Element data from apps and pages:

Start of Block

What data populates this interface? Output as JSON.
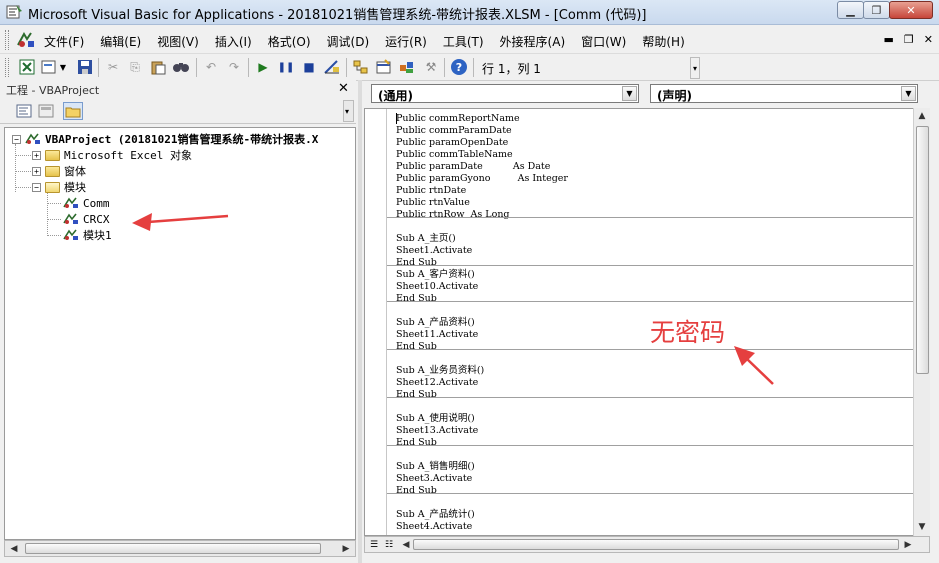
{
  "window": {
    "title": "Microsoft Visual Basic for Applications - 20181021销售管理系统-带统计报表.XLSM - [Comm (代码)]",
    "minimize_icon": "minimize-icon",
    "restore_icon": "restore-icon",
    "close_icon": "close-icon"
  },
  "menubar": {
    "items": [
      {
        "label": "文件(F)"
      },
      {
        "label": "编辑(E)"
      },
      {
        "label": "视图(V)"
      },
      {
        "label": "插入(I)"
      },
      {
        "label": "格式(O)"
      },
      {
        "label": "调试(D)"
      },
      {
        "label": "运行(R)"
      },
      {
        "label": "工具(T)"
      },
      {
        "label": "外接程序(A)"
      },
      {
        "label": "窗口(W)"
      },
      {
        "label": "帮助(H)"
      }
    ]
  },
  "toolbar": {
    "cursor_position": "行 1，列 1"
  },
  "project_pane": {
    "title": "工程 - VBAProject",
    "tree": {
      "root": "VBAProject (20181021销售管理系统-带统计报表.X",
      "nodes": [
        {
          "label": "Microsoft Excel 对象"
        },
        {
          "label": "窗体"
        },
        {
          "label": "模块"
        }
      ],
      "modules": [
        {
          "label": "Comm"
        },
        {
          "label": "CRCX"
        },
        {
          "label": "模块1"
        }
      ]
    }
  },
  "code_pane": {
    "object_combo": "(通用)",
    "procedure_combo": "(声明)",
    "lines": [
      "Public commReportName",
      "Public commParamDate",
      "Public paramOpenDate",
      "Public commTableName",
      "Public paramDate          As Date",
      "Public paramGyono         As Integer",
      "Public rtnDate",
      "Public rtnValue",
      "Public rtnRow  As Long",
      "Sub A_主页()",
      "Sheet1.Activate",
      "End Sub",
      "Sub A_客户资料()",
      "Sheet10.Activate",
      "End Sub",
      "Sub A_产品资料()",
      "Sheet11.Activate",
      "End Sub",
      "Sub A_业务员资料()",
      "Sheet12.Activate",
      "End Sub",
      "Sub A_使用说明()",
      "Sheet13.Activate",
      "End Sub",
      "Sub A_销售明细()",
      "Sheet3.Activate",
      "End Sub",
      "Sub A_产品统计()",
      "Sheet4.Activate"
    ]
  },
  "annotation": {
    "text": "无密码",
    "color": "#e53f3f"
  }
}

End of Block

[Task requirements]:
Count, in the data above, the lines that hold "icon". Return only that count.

[Output of the task]:
3